- increased risk of heart disease
- high blood pressure
- chronic fatigue
- acid reflux and ulcers
- sleeping disorders
- impaired immune system/higher risk of common cold and other diseases
- chronic headaches
- increased asthma attacks
- skin irritation
Explosive anger not only affects your physical body and can increase the risk of premature death, but it also creates problems in other areas of your life. Explosive anger can lead to the following consequences:
- a stressful work environment
- legal problems
- domestic violence
- isolation from family and friends
- raising children who become withdrawn or explosive themselves
- failed relationships/loss of friendships
2 Effective Ways to Manage Explosive Anger
- Know what makes you vulnerable.
- Refuse the invitation.
Know what makes you vulnerable.
It is important for us to know what makes us vulnerable to explosive reactions. Although we each have different things that trigger our intense emotions, depending on our own personal histories, there are certain things that make us all more vulnerable to extreme emotional reactions. Remember the acronym HALTS. When we are hungry or hurried, angry, lonely, tired, sick or stressed, we are more vulnerable to things that trigger an emotional storm. Just knowing this can help. If we eat small meals throughout the day, give ourselves extra time when getting ready, and surround ourselves with supportive people, we will be less likely to have destructive outbursts. If we get enough rest and treat our illnesses, we are also less likely to blow up over something relatively small.
If we are hungry, hurried, angry, lonely, tired, sick or stressed, we need to remind ourselves that we are at risk for explosion. When we are triggered, we can say to ourselves, I have already been feelings out of sorts today, so I know that I may have a tendency to blow things out of proportion. Maybe I need to let this slide. By recognizing our vulnerability, we are better able to prevent our anger from turning into rage, our fear from turning into panic, our sadness from turning into depression, or our excitement from turning into outrageous mania.
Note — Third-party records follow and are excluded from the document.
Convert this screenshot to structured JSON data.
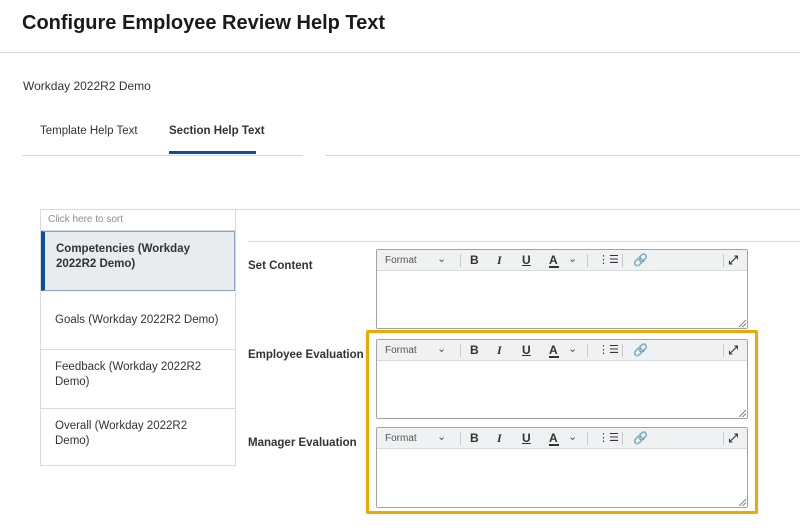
{
  "page": {
    "title": "Configure Employee Review Help Text",
    "tenant": "Workday 2022R2 Demo"
  },
  "tabs": [
    {
      "label": "Template Help Text",
      "active": false
    },
    {
      "label": "Section Help Text",
      "active": true
    }
  ],
  "section_list": {
    "sort_hint": "Click here to sort",
    "items": [
      {
        "label": "Competencies (Workday 2022R2 Demo)",
        "selected": true
      },
      {
        "label": "Goals (Workday 2022R2 Demo)",
        "selected": false
      },
      {
        "label": "Feedback (Workday 2022R2 Demo)",
        "selected": false
      },
      {
        "label": "Overall (Workday 2022R2 Demo)",
        "selected": false
      }
    ]
  },
  "fields": [
    {
      "label": "Set Content",
      "value": ""
    },
    {
      "label": "Employee Evaluation",
      "value": ""
    },
    {
      "label": "Manager Evaluation",
      "value": ""
    }
  ],
  "toolbar": {
    "format_label": "Format",
    "bold_label": "B",
    "italic_label": "I",
    "underline_label": "U",
    "color_label": "A",
    "icons": [
      "chevron-down-icon",
      "bold-icon",
      "italic-icon",
      "underline-icon",
      "text-color-icon",
      "bulleted-list-icon",
      "link-icon",
      "expand-icon"
    ]
  },
  "colors": {
    "accent": "#0b4ea2",
    "highlight": "#f0a800",
    "divider": "#d9dadc"
  }
}
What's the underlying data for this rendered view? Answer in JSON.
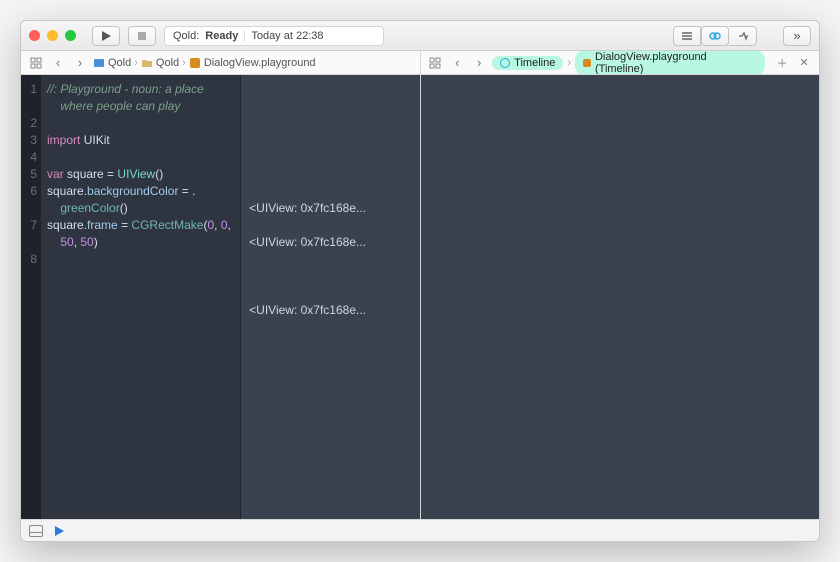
{
  "titlebar": {
    "status_project": "Qold:",
    "status_state": "Ready",
    "status_time": "Today at 22:38"
  },
  "jumpbar_left": {
    "crumb1": "Qold",
    "crumb2": "Qold",
    "crumb3": "DialogView.playground"
  },
  "jumpbar_right": {
    "pill1": "Timeline",
    "pill2": "DialogView.playground (Timeline)"
  },
  "gutter": [
    "1",
    "2",
    "3",
    "4",
    "5",
    "6",
    "7",
    "8"
  ],
  "code": {
    "l1a": "//: Playground - noun: a place",
    "l1b": "    where people can play",
    "l2": "",
    "l3_import": "import",
    "l3_mod": "UIKit",
    "l4": "",
    "l5_var": "var",
    "l5_name": "square",
    "l5_eq": " = ",
    "l5_type": "UIView",
    "l5_paren": "()",
    "l6_a": "square",
    "l6_dot1": ".",
    "l6_prop": "backgroundColor",
    "l6_eq": " = .",
    "l6b_indent": "    ",
    "l6b_func": "greenColor",
    "l6b_paren": "()",
    "l7_a": "square",
    "l7_dot": ".",
    "l7_frame": "frame",
    "l7_eq": " = ",
    "l7_func": "CGRectMake",
    "l7_op": "(",
    "l7_n0": "0",
    "l7_c1": ", ",
    "l7_n1": "0",
    "l7_c2": ",",
    "l7b_indent": "    ",
    "l7b_n2": "50",
    "l7b_c3": ", ",
    "l7b_n3": "50",
    "l7b_cp": ")",
    "l8": ""
  },
  "results": {
    "r5": "<UIView: 0x7fc168e...",
    "r6": "<UIView: 0x7fc168e...",
    "r7": "<UIView: 0x7fc168e..."
  }
}
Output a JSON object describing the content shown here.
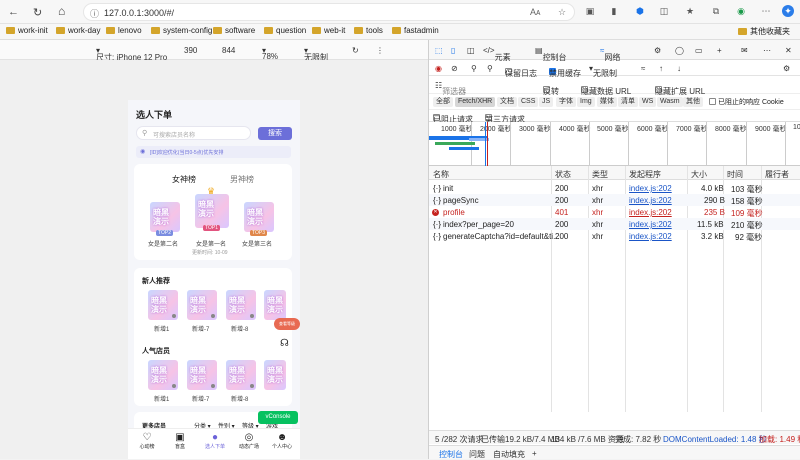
{
  "browser": {
    "url": "127.0.0.1:3000/#/",
    "reader_label": "Aᴀ"
  },
  "bookmarks": [
    "work-init",
    "work-day",
    "lenovo",
    "system-config",
    "software",
    "question",
    "web-it",
    "tools",
    "fastadmin"
  ],
  "other_bookmarks": "其他收藏夹",
  "device_toolbar": {
    "dimensions_label": "尺寸: iPhone 12 Pro",
    "width": "390",
    "height": "844",
    "zoom": "78%",
    "throttle": "无限制"
  },
  "app": {
    "page_title": "选人下单",
    "search_placeholder": "可搜索店员名称",
    "search_button": "搜索",
    "notice_text": "[ID]欢迎优化(当日0-5点)优先安排",
    "ranking_tabs": [
      "女神榜",
      "男神榜"
    ],
    "podium": [
      {
        "badge": "TOP2",
        "label": "女是第二名"
      },
      {
        "badge": "TOP1",
        "label": "女是第一名"
      },
      {
        "badge": "TOP3",
        "label": "女是第三名"
      }
    ],
    "update_time": "更新时间: 10-09",
    "sections": [
      {
        "title": "新人推荐",
        "items": [
          "新增1",
          "新增-7",
          "新增-8",
          ""
        ]
      },
      {
        "title": "人气店员",
        "items": [
          "新增1",
          "新增-7",
          "新增-8",
          ""
        ]
      }
    ],
    "thumb_text": "暗黑\n演示",
    "badge_float": "查看等级",
    "more_section": "更多店员",
    "filters": [
      "分类",
      "性别",
      "等级",
      "游戏"
    ],
    "vconsole": "vConsole",
    "tabbar": [
      {
        "icon": "heart-icon",
        "label": "心动榜"
      },
      {
        "icon": "box-icon",
        "label": "盲盒"
      },
      {
        "icon": "order-icon",
        "label": "选人下单"
      },
      {
        "icon": "plaza-icon",
        "label": "动态广场"
      },
      {
        "icon": "user-icon",
        "label": "个人中心"
      }
    ]
  },
  "devtools": {
    "tabs": [
      "元素",
      "控制台",
      "网络"
    ],
    "toolbar": {
      "preserve_log": "保留日志",
      "disable_cache": "禁用缓存",
      "throttle": "无限制"
    },
    "filter": {
      "placeholder": "筛选器",
      "invert": "反转",
      "hide_data_urls": "隐藏数据 URL",
      "hide_extension_urls": "隐藏扩展 URL"
    },
    "type_filters": [
      "全部",
      "Fetch/XHR",
      "文档",
      "CSS",
      "JS",
      "字体",
      "Img",
      "媒体",
      "清单",
      "WS",
      "Wasm",
      "其他"
    ],
    "blocked_response_cookies": "已阻止的响应 Cookie",
    "blocked_requests": "已阻止请求",
    "third_party": "第三方请求",
    "timeline_ticks": [
      "1000 毫秒",
      "2000 毫秒",
      "3000 毫秒",
      "4000 毫秒",
      "5000 毫秒",
      "6000 毫秒",
      "7000 毫秒",
      "8000 毫秒",
      "9000 毫秒",
      "10"
    ],
    "columns": [
      "名称",
      "状态",
      "类型",
      "发起程序",
      "大小",
      "时间",
      "履行者"
    ],
    "rows": [
      {
        "name": "init",
        "status": "200",
        "type": "xhr",
        "initiator": "index.js:202",
        "size": "4.0 kB",
        "time": "103 毫秒",
        "error": false
      },
      {
        "name": "pageSync",
        "status": "200",
        "type": "xhr",
        "initiator": "index.js:202",
        "size": "290 B",
        "time": "158 毫秒",
        "error": false
      },
      {
        "name": "profile",
        "status": "401",
        "type": "xhr",
        "initiator": "index.js:202",
        "size": "235 B",
        "time": "109 毫秒",
        "error": true
      },
      {
        "name": "index?per_page=20",
        "status": "200",
        "type": "xhr",
        "initiator": "index.js:202",
        "size": "11.5 kB",
        "time": "210 毫秒",
        "error": false
      },
      {
        "name": "generateCaptcha?id=default&ti...",
        "status": "200",
        "type": "xhr",
        "initiator": "index.js:202",
        "size": "3.2 kB",
        "time": "92 毫秒",
        "error": false
      }
    ],
    "summary": {
      "requests": "5 /282 次请求",
      "transferred": "已传输19.2 kB/7.4 MB",
      "resources": "134 kB /7.6 MB 资源",
      "finish": "完成: 7.82 秒",
      "dcl": "DOMContentLoaded: 1.48 秒",
      "load": "加载: 1.49 秒"
    },
    "drawer_tabs": [
      "控制台",
      "问题",
      "自动填充"
    ]
  },
  "colors": {
    "accent": "#1a73e8",
    "purple": "#6c63d9",
    "error": "#c5221f",
    "vconsole": "#07c160"
  }
}
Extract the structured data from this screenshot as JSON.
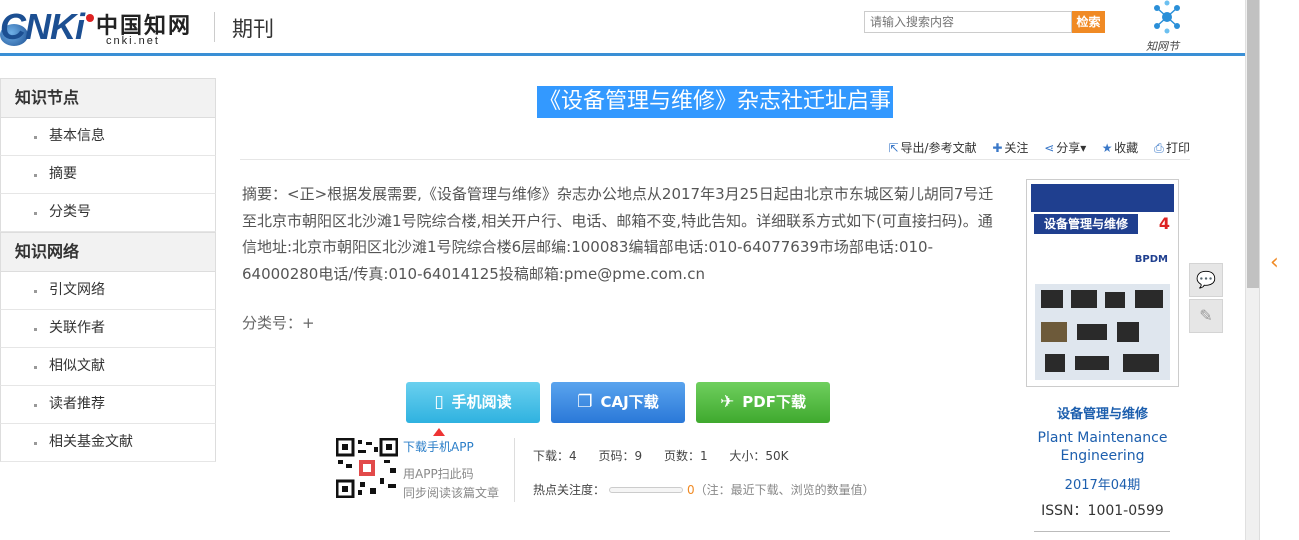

Refuse the invitation.
When someone tries to engage you in conflict, you can refuse the invitation. Simply say to yourself, “No. I think that I will pass.” You do not have to allow the problems of others to attach to you. For example, a driver on the highway makes a rude hand gesture at you for no apparent reason. You were having a good day. What is his problem? By refusing to engage, you continue to have a good day. The other driver can keep his problem—it doesn’t belong to you. You do not have to let it become your problem. Let it slip off. You don’t have to let it attach to you. Maybe the other person is trying to trigger your anger, wanting you to engage. Do you really want to give him or her that much power and accept the invitation?
Always be mindful that some people just go around looking for trouble. They are so miserable themselves that they want others to join them in their misery. You do not have to accept the invitation. You can always pass. It is really up to you.
All 13 powerful evidence based techniques to help stop explosive anger along with true stories about people taming their reactions can be found in my new book, The Snowball Effect: How to Build Positive Momentum in Your Life. Available now on Amazon and Barnes and Noble.